Output must match the records, character for character.

### Exercise input
——

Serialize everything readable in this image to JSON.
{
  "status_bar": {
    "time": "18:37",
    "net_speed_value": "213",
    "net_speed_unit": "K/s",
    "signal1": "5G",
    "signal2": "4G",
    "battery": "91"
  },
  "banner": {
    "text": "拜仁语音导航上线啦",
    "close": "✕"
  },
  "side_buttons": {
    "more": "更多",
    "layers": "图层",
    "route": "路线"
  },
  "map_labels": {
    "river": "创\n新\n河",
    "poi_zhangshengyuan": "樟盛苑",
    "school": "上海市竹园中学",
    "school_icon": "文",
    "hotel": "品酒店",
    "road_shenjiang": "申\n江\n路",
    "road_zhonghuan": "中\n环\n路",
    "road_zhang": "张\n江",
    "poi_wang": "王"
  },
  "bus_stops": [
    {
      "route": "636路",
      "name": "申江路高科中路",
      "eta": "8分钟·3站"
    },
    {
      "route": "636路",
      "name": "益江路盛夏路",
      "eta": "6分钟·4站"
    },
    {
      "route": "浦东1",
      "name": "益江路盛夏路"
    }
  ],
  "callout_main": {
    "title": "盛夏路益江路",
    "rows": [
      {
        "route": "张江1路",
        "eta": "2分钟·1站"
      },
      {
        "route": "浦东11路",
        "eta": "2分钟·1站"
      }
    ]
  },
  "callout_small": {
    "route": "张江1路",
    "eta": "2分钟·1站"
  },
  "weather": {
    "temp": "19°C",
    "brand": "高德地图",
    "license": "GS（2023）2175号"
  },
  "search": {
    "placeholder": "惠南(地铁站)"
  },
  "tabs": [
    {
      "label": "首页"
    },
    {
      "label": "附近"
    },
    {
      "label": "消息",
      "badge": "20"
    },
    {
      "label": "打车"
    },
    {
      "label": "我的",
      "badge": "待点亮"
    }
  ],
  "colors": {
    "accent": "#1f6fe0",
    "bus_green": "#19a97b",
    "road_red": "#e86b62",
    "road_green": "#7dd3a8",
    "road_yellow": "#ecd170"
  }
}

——

### Answer box
Serialize everything readable in this image to JSON.
{
  "status_bar": {
    "time": "18:37",
    "net_speed_value": "213",
    "net_speed_unit": "K/s",
    "signal1": "5G",
    "signal2": "4G",
    "battery": "91"
  },
  "banner": {
    "text": "拜仁语音导航上线啦",
    "close": "✕"
  },
  "side_buttons": {
    "more": "更多",
    "layers": "图层",
    "route": "路线"
  },
  "map_labels": {
    "river": "创\n新\n河",
    "poi_zhangshengyuan": "樟盛苑",
    "school": "上海市竹园中学",
    "school_icon": "文",
    "hotel": "品酒店",
    "road_shenjiang": "申\n江\n路",
    "road_zhonghuan": "中\n环\n路",
    "road_zhang": "张\n江",
    "poi_wang": "王"
  },
  "bus_stops": [
    {
      "route": "636路",
      "name": "申江路高科中路",
      "eta": "8分钟·3站"
    },
    {
      "route": "636路",
      "name": "益江路盛夏路",
      "eta": "6分钟·4站"
    },
    {
      "route": "浦东1",
      "name": "益江路盛夏路"
    }
  ],
  "callout_main": {
    "title": "盛夏路益江路",
    "rows": [
      {
        "route": "张江1路",
        "eta": "2分钟·1站"
      },
      {
        "route": "浦东11路",
        "eta": "2分钟·1站"
      }
    ]
  },
  "callout_small": {
    "route": "张江1路",
    "eta": "2分钟·1站"
  },
  "weather": {
    "temp": "19°C",
    "brand": "高德地图",
    "license": "GS（2023）2175号"
  },
  "search": {
    "placeholder": "惠南(地铁站)"
  },
  "tabs": [
    {
      "label": "首页"
    },
    {
      "label": "附近"
    },
    {
      "label": "消息",
      "badge": "20"
    },
    {
      "label": "打车"
    },
    {
      "label": "我的",
      "badge": "待点亮"
    }
  ],
  "colors": {
    "accent": "#1f6fe0",
    "bus_green": "#19a97b",
    "road_red": "#e86b62",
    "road_green": "#7dd3a8",
    "road_yellow": "#ecd170"
  }
}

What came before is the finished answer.